Extract from Sir Richard Worsley's History of the Isle of Wight

Cooke shuffled forward. 'Majefty permit me to ride to Carifbrooke and find out more.'

'Ned. It is howling ftorm. You'll catch your death from fever.'


'Go then.' Cooke kissed the royal hand, dripped and left the chamber.

2 Hours Later

Soaked and wind-blown Colonel Cooke banged on the king's door. 'Majefty it is me!'

Lindsay opened the door. 'Thank God! The town is filled with army foldiers. What news?'

The Colonel dripped toward the king.

Charles' eyes were wide with panic. 'Tell me!'

'Majefty I rode around the caftle, without meeting any troops and I took fhelter under the gateway to cover myfelf from the violence of the rain.' Cooke wiped water from his face. 'And recollecting that Captain Bowerman, a Gentleman of the Ifland with whom I am well acquainted, and who commanded a company of militia, I fent him a meffage defiring to fpeak with him.'

Cooke dripped to the fireplace, puddles in his wake. Tried to warm at the hearth, but droplets caused fire hiss and splutter.

'Go on man!' wailed Lindsay, pushing him back from what little warmth they had.

'After a long ftay the meffenger returned with an excufe. He faid the captain could not conveniently come out to me but defired I walk into the caftle. I accepted that invitation and on entering the parlour was furprifed with the fight of more than a dozen officers of the army, moft of whom I knew.

After mutual falutations I addreffed myfelf to the captain, defiring to fpeak to him in private, when I faw him afk leave of thofe officers.'

'What!' roared the duke.

'I enquired of Captain Bowerman the meaning of that. He plainly told me he was no better than their prifoner in his own garrifon, being threatened with immediate death if he fo much as whifpered to any of his fervants.'

Cooke shuffled back toward warmth. 'I afked him if he could imagine the caufe of all this. He faid that he fuppofed fomething extraordinary was going forward, but faid he knew not what. And faid the captain of the ifland's cavalry was in the fame fituation.'

'Did he tell you anything about their plans?' asked Charles.

Illustration of Royalists circa 1640s
"Get his autograph before we snatches 'im," said sergeant Smith.

'I afked if he knew of any intention of feizing your majefty this night,' Cooke answered. 'Bowerman faid, poffibly fome fuch thing might be defigned, although he faid he knew nothing of it. Majefty there are foldiers every where now, even fince laft I left.

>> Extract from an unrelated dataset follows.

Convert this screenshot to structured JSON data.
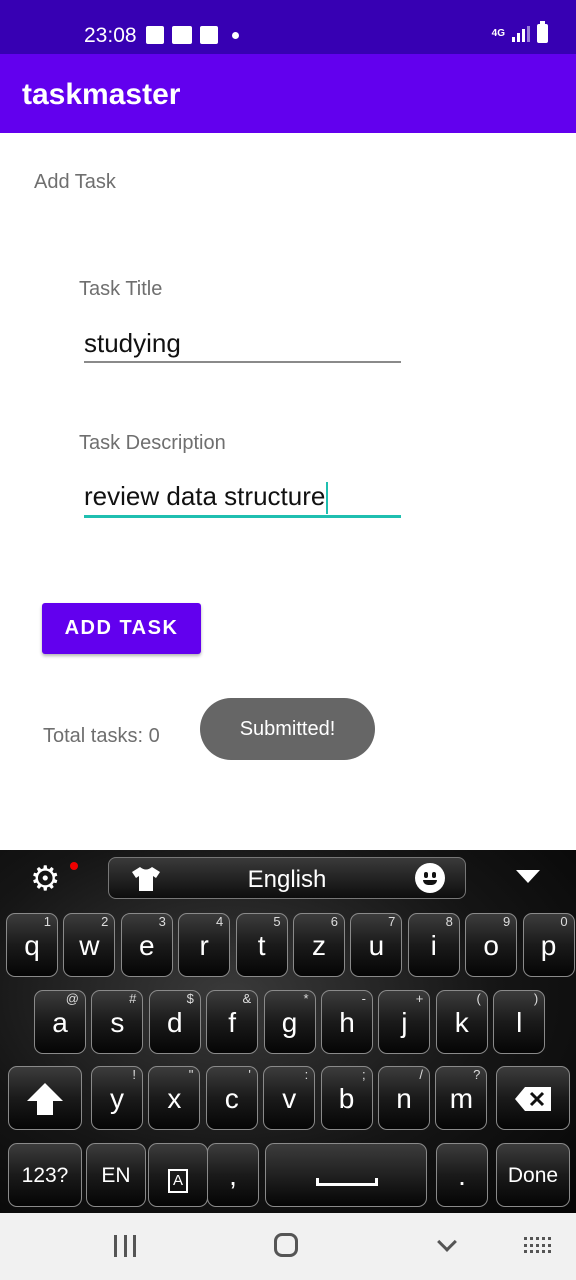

New army guards furrounding the houfe.'

'And at every window!' roared the duke.

'At my very chamber-door they fuffocate me with the fmoke from their matches,' complained Charles who lightly coughed."

Related. Ghosts of the Old Grammar School.

Ghosts of the Old Sun Inn

No one knows why this building in Holyrood Street is quite so haunted. Multiple haunting, with considerable spite for any business-owner who braved the lease.

Some paranormalists believe this drama unfolded in these very rooms. Landlord Hopkins close to hand, a handful of royalists; hundreds of soldiers in Newport's streets. A shadowed boat not far away.

Only the old Sun Inn's ghosts know the secret of this Not-so-Great Escape.

Exploring the haunted Isle of Wight

Thank you for your company on this short tour of Isle of Wight mysteries and haunting. If you would like to know more about Margo Williams' investigations in Newport and other royals and rogues, read this book. Now available from Amazon.

Book cover link to purchase Ghost Encounters Royals and Rogues from amazon.co.uk
Now available from amazon.co.uk
Useful Links

King Charles I

Treaty of Newport